== Saved data entries ==
:::::
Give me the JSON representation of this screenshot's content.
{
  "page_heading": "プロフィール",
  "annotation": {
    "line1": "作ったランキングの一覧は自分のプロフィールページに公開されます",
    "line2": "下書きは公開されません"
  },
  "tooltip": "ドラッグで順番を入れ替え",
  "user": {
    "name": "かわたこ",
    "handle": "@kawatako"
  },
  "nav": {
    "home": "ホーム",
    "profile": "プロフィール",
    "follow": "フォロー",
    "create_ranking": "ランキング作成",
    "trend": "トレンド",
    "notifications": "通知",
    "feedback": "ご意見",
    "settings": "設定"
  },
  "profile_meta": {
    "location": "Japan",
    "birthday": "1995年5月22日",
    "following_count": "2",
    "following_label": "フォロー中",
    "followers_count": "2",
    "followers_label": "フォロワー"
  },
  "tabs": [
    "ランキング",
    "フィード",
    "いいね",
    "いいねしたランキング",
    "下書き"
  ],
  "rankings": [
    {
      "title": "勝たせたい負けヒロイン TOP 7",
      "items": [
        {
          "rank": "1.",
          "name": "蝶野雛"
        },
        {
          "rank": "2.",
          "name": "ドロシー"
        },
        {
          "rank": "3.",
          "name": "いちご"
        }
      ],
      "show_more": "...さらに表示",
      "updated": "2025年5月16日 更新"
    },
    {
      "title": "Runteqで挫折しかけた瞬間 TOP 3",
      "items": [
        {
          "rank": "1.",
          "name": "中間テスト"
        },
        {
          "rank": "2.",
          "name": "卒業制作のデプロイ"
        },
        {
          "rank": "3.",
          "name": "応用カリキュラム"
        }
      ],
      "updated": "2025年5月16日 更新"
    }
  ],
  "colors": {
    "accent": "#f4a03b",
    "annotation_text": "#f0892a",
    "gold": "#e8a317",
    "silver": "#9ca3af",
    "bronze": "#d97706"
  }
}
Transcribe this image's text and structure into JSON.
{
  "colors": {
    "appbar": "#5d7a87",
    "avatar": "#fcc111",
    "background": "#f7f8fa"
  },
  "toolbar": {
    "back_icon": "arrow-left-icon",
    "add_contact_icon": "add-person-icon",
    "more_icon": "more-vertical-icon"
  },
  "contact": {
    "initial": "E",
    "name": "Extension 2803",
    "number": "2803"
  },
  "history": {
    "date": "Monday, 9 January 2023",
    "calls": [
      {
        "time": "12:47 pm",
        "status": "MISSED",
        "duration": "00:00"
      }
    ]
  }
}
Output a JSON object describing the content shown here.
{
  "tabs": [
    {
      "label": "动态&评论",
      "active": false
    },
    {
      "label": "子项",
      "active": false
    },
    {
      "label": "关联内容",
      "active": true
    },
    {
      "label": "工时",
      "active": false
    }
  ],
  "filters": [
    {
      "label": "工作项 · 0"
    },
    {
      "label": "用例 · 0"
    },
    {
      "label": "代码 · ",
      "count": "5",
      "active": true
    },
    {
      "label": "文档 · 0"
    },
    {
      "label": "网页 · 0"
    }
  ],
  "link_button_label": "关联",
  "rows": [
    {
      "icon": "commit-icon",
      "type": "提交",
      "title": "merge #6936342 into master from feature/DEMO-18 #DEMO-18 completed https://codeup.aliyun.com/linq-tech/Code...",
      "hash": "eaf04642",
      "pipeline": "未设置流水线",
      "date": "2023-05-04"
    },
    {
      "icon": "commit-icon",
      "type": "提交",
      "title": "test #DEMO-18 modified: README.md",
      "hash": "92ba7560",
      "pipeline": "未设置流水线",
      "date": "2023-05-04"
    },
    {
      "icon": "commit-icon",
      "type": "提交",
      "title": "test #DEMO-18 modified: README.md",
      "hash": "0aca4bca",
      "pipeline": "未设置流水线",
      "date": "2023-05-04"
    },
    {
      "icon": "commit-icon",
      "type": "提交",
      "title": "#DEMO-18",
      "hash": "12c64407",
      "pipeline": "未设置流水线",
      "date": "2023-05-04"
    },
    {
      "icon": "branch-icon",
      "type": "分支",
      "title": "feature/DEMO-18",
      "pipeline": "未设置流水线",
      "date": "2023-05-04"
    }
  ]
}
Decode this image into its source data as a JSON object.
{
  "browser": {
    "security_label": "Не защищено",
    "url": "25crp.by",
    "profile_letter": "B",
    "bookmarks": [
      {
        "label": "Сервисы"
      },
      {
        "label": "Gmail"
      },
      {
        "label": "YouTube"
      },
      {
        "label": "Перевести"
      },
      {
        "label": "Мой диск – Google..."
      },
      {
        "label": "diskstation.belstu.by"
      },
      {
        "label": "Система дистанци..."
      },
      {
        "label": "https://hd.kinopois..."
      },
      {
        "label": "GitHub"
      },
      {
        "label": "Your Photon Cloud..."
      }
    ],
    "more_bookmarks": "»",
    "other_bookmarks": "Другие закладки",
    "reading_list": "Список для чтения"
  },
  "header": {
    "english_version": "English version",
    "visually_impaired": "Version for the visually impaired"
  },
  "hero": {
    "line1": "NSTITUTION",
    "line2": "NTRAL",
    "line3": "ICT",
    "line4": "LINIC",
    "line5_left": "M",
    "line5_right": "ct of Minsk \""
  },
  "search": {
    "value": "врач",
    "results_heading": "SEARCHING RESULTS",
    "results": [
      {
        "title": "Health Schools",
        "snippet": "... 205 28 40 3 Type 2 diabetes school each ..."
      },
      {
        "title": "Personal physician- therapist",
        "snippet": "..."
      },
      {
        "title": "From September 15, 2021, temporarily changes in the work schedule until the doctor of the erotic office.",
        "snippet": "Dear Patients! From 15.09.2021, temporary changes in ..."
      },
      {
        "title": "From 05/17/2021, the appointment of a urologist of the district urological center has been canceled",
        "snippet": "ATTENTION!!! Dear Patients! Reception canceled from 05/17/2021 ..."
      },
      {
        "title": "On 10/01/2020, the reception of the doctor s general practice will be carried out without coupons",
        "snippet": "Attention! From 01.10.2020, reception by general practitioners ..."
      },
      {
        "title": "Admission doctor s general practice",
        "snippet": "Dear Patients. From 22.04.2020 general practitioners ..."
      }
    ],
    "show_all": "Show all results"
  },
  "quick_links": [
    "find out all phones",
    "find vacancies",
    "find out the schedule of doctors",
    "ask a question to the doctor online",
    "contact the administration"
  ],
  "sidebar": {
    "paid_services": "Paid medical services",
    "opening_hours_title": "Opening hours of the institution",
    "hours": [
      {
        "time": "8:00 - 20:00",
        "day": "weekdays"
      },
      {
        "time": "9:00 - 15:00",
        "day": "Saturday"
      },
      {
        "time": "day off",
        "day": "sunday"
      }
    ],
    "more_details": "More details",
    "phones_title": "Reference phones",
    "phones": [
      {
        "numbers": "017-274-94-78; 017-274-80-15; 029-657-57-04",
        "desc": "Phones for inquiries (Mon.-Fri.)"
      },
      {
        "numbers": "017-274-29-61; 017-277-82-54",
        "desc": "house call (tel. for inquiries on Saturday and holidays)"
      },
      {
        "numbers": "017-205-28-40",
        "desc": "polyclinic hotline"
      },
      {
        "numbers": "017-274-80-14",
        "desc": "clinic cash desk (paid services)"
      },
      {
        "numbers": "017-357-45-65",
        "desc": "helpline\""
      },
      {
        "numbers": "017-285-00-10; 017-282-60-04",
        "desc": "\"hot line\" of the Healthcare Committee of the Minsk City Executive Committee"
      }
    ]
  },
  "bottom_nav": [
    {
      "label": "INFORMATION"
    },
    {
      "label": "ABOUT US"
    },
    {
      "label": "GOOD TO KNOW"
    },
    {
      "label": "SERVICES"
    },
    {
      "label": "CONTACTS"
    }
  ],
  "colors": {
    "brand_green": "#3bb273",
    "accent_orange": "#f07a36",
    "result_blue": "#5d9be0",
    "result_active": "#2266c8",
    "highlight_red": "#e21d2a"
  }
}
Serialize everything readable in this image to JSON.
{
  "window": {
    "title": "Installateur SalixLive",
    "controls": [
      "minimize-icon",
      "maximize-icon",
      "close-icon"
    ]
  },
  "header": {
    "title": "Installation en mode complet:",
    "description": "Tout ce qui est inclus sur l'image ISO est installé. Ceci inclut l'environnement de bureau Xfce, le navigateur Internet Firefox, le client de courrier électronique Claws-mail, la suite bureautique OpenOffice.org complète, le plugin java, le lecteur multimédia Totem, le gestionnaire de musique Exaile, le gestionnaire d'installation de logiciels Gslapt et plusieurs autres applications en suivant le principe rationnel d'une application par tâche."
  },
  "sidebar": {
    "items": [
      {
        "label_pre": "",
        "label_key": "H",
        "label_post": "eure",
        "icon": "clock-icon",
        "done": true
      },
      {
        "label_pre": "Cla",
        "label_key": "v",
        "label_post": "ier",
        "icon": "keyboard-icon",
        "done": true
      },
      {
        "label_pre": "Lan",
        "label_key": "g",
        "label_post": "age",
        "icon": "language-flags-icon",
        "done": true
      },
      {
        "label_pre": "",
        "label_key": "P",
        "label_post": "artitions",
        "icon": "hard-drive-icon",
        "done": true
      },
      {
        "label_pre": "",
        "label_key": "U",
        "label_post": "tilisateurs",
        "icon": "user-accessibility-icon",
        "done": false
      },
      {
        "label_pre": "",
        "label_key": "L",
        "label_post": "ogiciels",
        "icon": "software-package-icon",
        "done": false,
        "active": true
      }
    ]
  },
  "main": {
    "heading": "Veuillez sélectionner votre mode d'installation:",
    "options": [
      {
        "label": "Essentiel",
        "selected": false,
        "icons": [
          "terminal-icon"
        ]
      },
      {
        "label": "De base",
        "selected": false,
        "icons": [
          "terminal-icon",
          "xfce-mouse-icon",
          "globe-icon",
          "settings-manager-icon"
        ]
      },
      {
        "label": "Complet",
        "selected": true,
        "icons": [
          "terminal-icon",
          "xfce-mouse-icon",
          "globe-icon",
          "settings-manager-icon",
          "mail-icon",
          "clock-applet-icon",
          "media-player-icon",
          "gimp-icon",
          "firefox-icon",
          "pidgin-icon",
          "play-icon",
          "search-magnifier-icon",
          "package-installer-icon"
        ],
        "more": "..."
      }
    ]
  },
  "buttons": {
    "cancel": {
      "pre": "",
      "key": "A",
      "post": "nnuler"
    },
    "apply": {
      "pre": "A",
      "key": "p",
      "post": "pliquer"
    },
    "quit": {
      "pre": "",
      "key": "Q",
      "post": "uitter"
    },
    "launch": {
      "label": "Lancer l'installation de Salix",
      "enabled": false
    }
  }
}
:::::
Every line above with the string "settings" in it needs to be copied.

== RESULT ==
    "settings": "設定"
          "settings-manager-icon"
          "settings-manager-icon",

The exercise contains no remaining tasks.